One family reported a patient being handcuffed by the police 

Dementia patients experience a ‘shocking’ variation in the quality of hospital care they receive across England, a charity has warned.

Staff using excessive force and not giving dementia patients the correct pain medication were among the findings outlined in a new report by The Alzheimer’s Society, to coincide with the launch of Fix Dementia Care campaign.

The research based on Freedom of Information requests (FOI) and a survey of 570 people affected by dementia showed that as many as 92 per cent of dementia patients found hospitals frightening, according to the survey. 

A showed further 57 per cent of patients felt they were not treated with dignity or understanding. 

The report includes an account of how a 64-year-old man with dementia identified as David was admitted to hospital due to a mouth abscess. During his stay he became aggressive because of the pain he was experiencing. 

When they arrived to collect him, his family were "shocked" two find police vans had arrived to remove him from the hospital after an officer handcuffed him to a bed. A nurse told his daughter-in-law Jill that he had pushed over a piece of hospital equipment and could be charged with criminal damage.

“I was appalled. My father is a sick man but they were treating him like a criminal. It was ridiculous,” she said. 

Patients were also left alone on wards or busy Accident and Emergency departments for hours; left in soiled sheets and denied visits from family carers, the report read. 

Hospitals were also found to not provide patients with water in a way that they could drink, or help patients to eat or choose their meals.

The report also drew attention to 4,926 people with dementia who were inappropriately discharged at night between the hours of 11pm and 6am across the 68 trusts that responded to the FOI request. Only six did not. 

Sending a patient with dementia home at night is considered unsafe and disorientating as they are unlikely to receive the support they need in care homes which are often closed during these hours. 

The charity has also highlighted that on average people with dementia spend nearly four times as long in hospital following a fall than others – with 702 people falling in one hospital in 2014.

On top of this, 28 per cent of people aged 65 over who fell in hospital had dementia; however, this figure was as high as 71 per cent in the worst performing hospital trust, the Alzheimer’s Society investigation revealed.

The charity emphasised that dementia patients use a quarter of hospital beds, and an estimated £264.2 million of public money was wasted on poor dementia care according to the latest statistics.

In addition, £155.3million was spent on excess days in hospital, £15.9million on falls, and £93million on emergency readmissions. 

In light of the report, the charity has recommended that all hospitals publish an annual statement of dementia care including patient feedback. 

Describing the findings as “shocking”, the charity said in a statement: “Too many people with dementia are falling while in hospital, being discharged at night or being marooned in hospital despite their medical treatment having finished."

Jeremy Hughes, Chief Executive of Alzheimer’s Society, said: “Poor care can have devastating, life-changing consequences.
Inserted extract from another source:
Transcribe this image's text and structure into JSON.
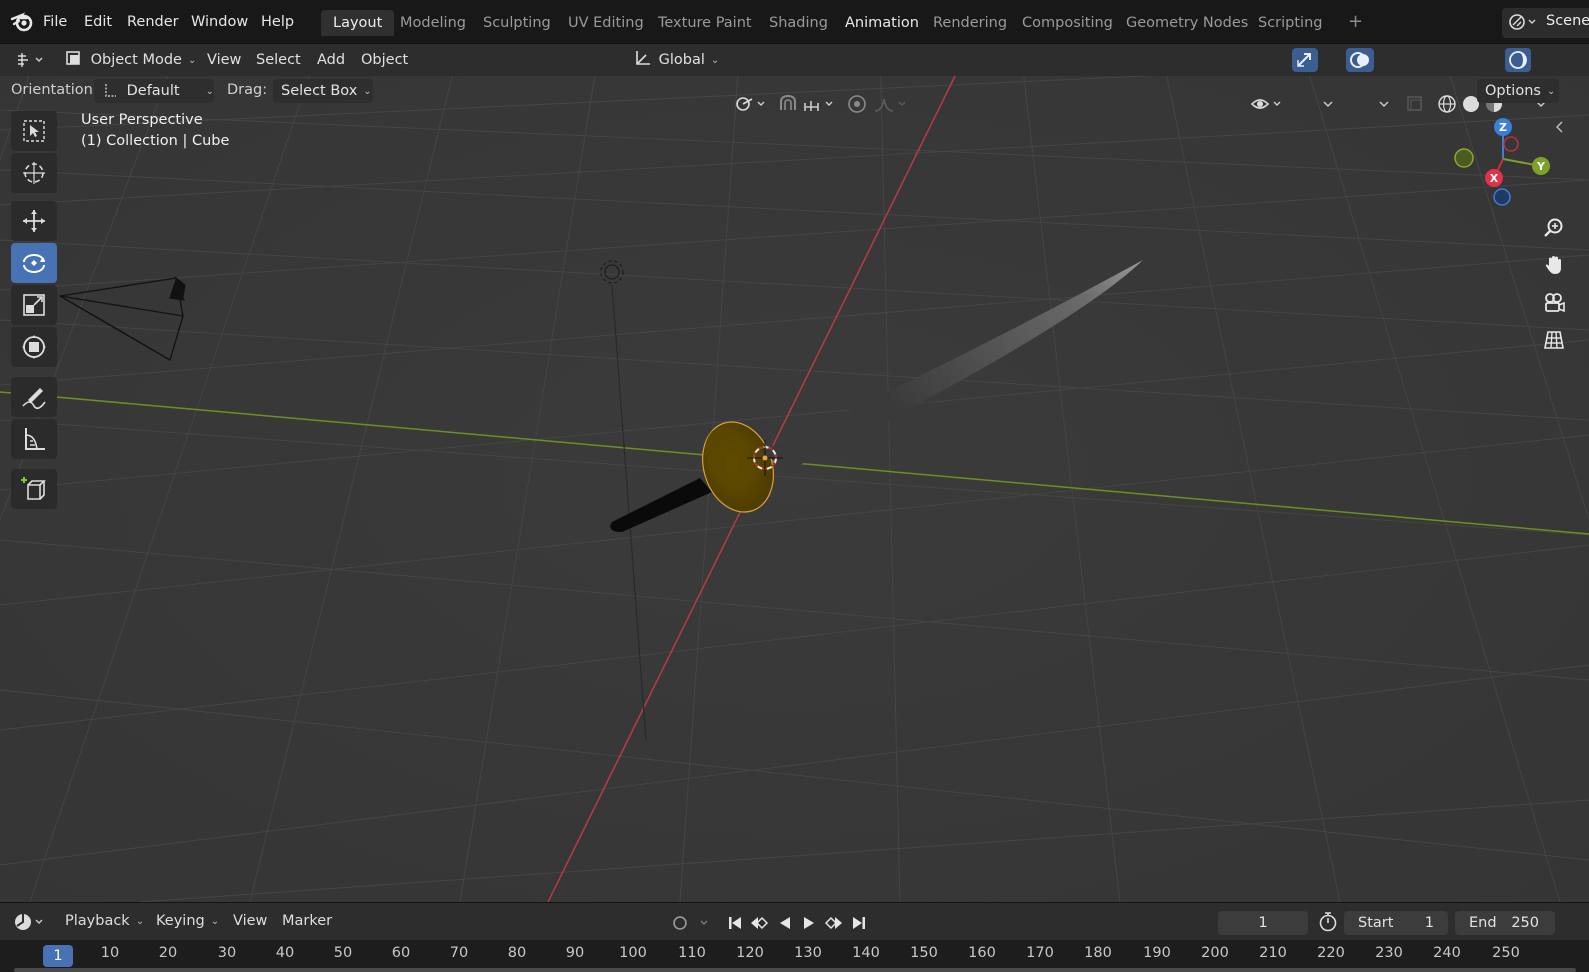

Starving because you can’t communicate to hospital staff that you are hungry, or falling and breaking a hip because you’re confused and no-one’s around to help, can affect whether you stand any chance of returning to your own home or not.

Dementia is an umbrella term for conditions which can include memory loss and difficulties thinking, with Alzheimer’s being the most common form.

Symptoms include memory loss which becomes progressively worse, as well as difficulties with: language, visuospatial skills, concentrating, and orientation. Mood swings are also common in the early stages of the disease. 

Responding to the report, a Department of Health spokesman said that £50m has been spent in recent years on making hospitals and care homes more “dementia friendly”, and that 500,000 staff had received extra training.

“People with dementia and their carers deserve the very best support,” the spokesman said. 

NHS England said: “There have in fact been major advances in recognising and assessing symptoms of possible dementia in patients admitted to hospital, with more than four fifths of trusts meeting a challenging 90% target.

“And following the Prime Minister's Challenge work to increase the diagnosis rate 67.2 per cent of people with dementia now have a diagnosis - an increase from 52 per cent in March 2014 - helping many more people to access post-diagnostic support.”